South American Bow Makers

In the short time that I worked with the ex-Hill bow maker John Clutterbuck (b. 1949), I got to know all his suppliers. For pernambuco, that was a gentleman called Horst John (b.1927 in Germany) in Brazil.

Horst John graded his wood – it was almost always very stiff, as that seemed to be what his customers required. His price lists were bizarre; the wood was expensive, and took ages to arrive by surface transport. Thanks to Arthur Bultitude, I soon found alternative sources in England and Europe that were more economical and the timber more interestingly varied, though you had to be prepared to work with planks (the ex-Hill makers bought blanks).**

Horst John set up a bow-making school in Brazil, and with easy access to the raw material, started making bows in the late 1980s. I suspect a German bow maker or makers may well have visited there to encourage the local makers to do better work, as the bows are in that style.

There are a few workshops there now, though I despair at their quality control; they seem to be able to find good pernambuco but use it less wisely. The bows appear with many different names stamped on the sticks, and the Brazilians use a network of traveling salesmen to distribute the bows to shops in the UK.

Currently, they are having problems with exporting pernambuco bows due to the changes in the laws governing the movement of such timbers. There is only so much “old” pernambuco available, and even then it cannot tell you how old it really is.

The Current Makers

Although it would be unfair to home in on particular makers in the (to us Brits) vast USA who are still working, and because I don’t get to see many anyway, I have to mention two that have impressed me at rehairing.

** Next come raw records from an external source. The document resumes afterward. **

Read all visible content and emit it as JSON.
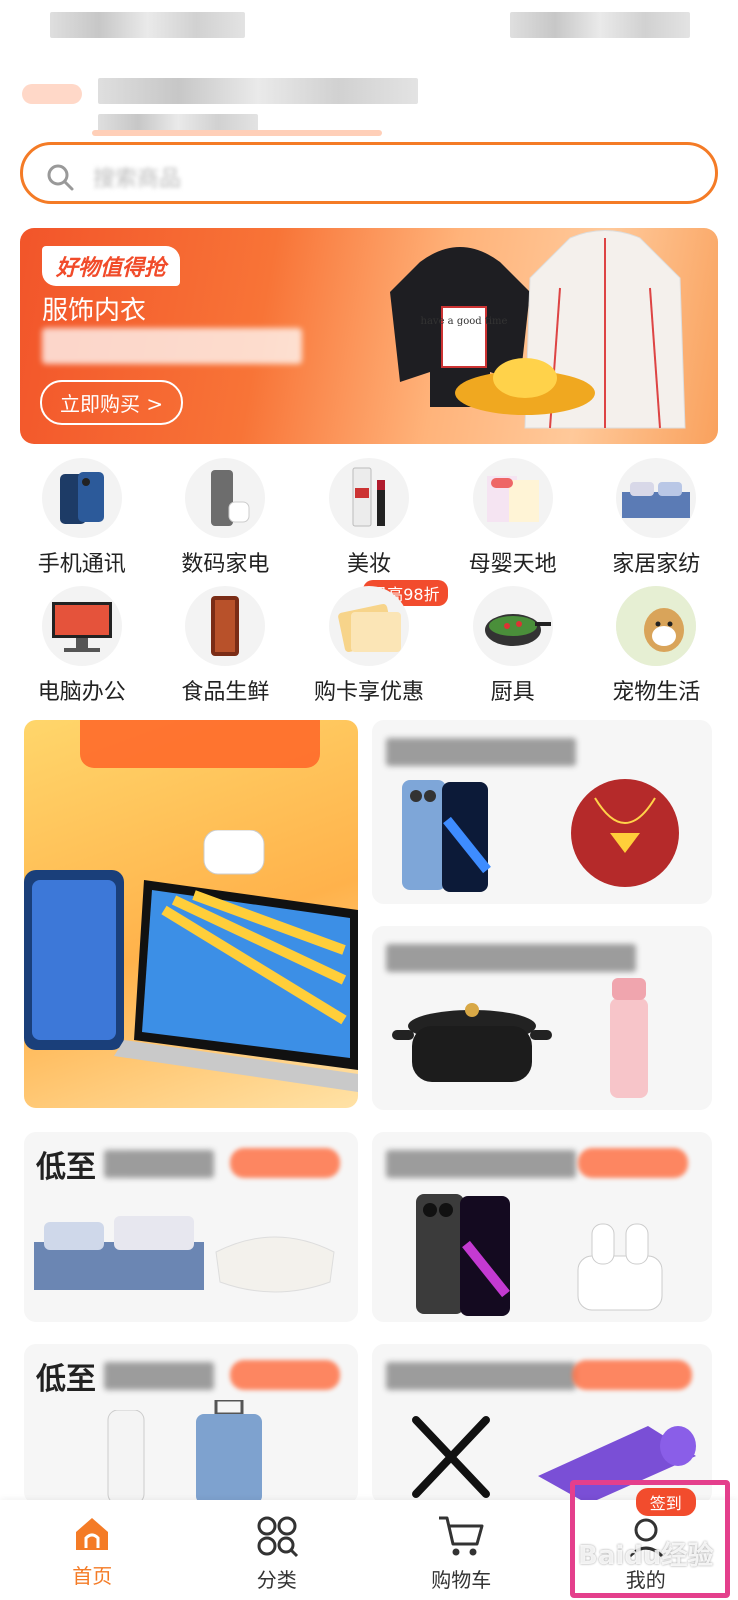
{
  "search": {
    "placeholder": "搜索商品"
  },
  "banner": {
    "tag": "好物值得抢",
    "title": "服饰内衣",
    "button": "立即购买 >",
    "shirt_text": "have a good time"
  },
  "categories": [
    {
      "label": "手机通讯",
      "icon": "phone-icon"
    },
    {
      "label": "数码家电",
      "icon": "appliance-icon"
    },
    {
      "label": "美妆",
      "icon": "cosmetics-icon"
    },
    {
      "label": "母婴天地",
      "icon": "baby-icon"
    },
    {
      "label": "家居家纺",
      "icon": "bedding-icon"
    },
    {
      "label": "电脑办公",
      "icon": "computer-icon"
    },
    {
      "label": "食品生鲜",
      "icon": "food-icon"
    },
    {
      "label": "购卡享优惠",
      "icon": "card-icon",
      "badge": "最高98折"
    },
    {
      "label": "厨具",
      "icon": "wok-icon"
    },
    {
      "label": "宠物生活",
      "icon": "pet-icon"
    }
  ],
  "cards": {
    "bottom_left_1_title": "低至",
    "bottom_left_2_title": "低至"
  },
  "bottom_nav": [
    {
      "label": "首页",
      "icon": "home-icon",
      "active": true
    },
    {
      "label": "分类",
      "icon": "category-icon",
      "active": false
    },
    {
      "label": "购物车",
      "icon": "cart-icon",
      "active": false
    },
    {
      "label": "我的",
      "icon": "profile-icon",
      "active": false,
      "badge": "签到"
    }
  ],
  "watermark": "Baidu经验",
  "colors": {
    "accent": "#f47b26",
    "badge": "#f24c2d",
    "highlight": "#e43f8c"
  }
}
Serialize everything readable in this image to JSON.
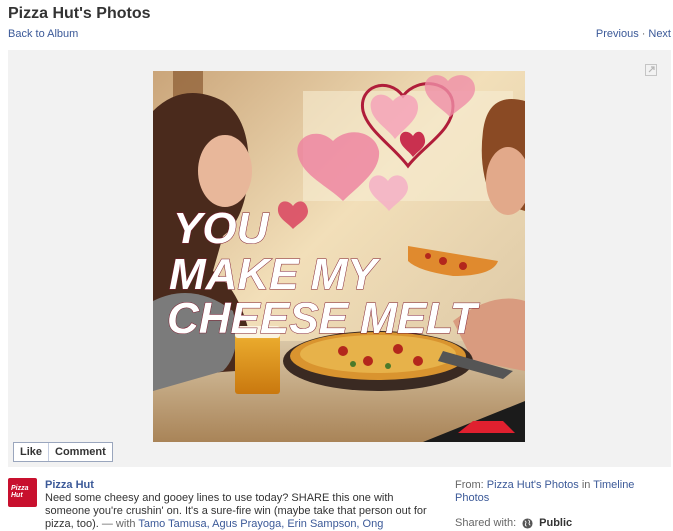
{
  "page": {
    "title": "Pizza Hut's Photos",
    "back_label": "Back to Album",
    "previous_label": "Previous",
    "separator": "·",
    "next_label": "Next"
  },
  "photo": {
    "headline": [
      "YOU",
      "MAKE MY",
      "CHEESE MELT"
    ]
  },
  "actions": {
    "like_label": "Like",
    "comment_label": "Comment"
  },
  "post": {
    "author": "Pizza Hut",
    "avatar_text": "Pizza Hut",
    "caption": "Need some cheesy and gooey lines to use today? SHARE this one with someone you're crushin' on. It's a sure-fire win (maybe take that person out for pizza, too).",
    "with_prefix": "— with",
    "tagged": "Tamo Tamusa, Agus Prayoga, Erin Sampson, Ong"
  },
  "meta": {
    "from_label": "From:",
    "from_link": "Pizza Hut's Photos",
    "in_word": "in",
    "album_link": "Timeline Photos",
    "shared_label": "Shared with:",
    "privacy": "Public"
  },
  "icons": {
    "expand": "expand-icon",
    "globe": "globe-icon"
  },
  "colors": {
    "link": "#3b5998",
    "brand_red": "#c8102e"
  }
}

One is Charles Espey (Port Townsend, OR), who has adopted the simplicity of French artisanal work and seems to understand the bow; and Isaac Salchow (NYC), who has inherited his grandfather’s flair.

Charles Espey Cello Bow Photo courtesy Benning Violins

Charles Espey cello bow (c. 2010), with an ebony frog and silver fittings. Photos courtesy Benning Violins.

Of course, there are many others gaining the approval of players who prefer not to pay for an antique, and to those, I apologize again for my ignorance. Still, it does seem that the USA is now the home of quality bow making while pernambuco stocks last, and for CodaBow – using carbon fiber – probably longer.

Up Next

Next time – what’s all this fuss about carbon fiber?

*Please note – any reference to “W. E. Hill & Sons” or “Hills” refers only to the original company that was in existence from the late nineteenth century until 1992.

** Planks are just that, with a finished thickness but waiting to have bow blanks cut out of them. Blanks are the hockey-stick shape pieces that make one bow.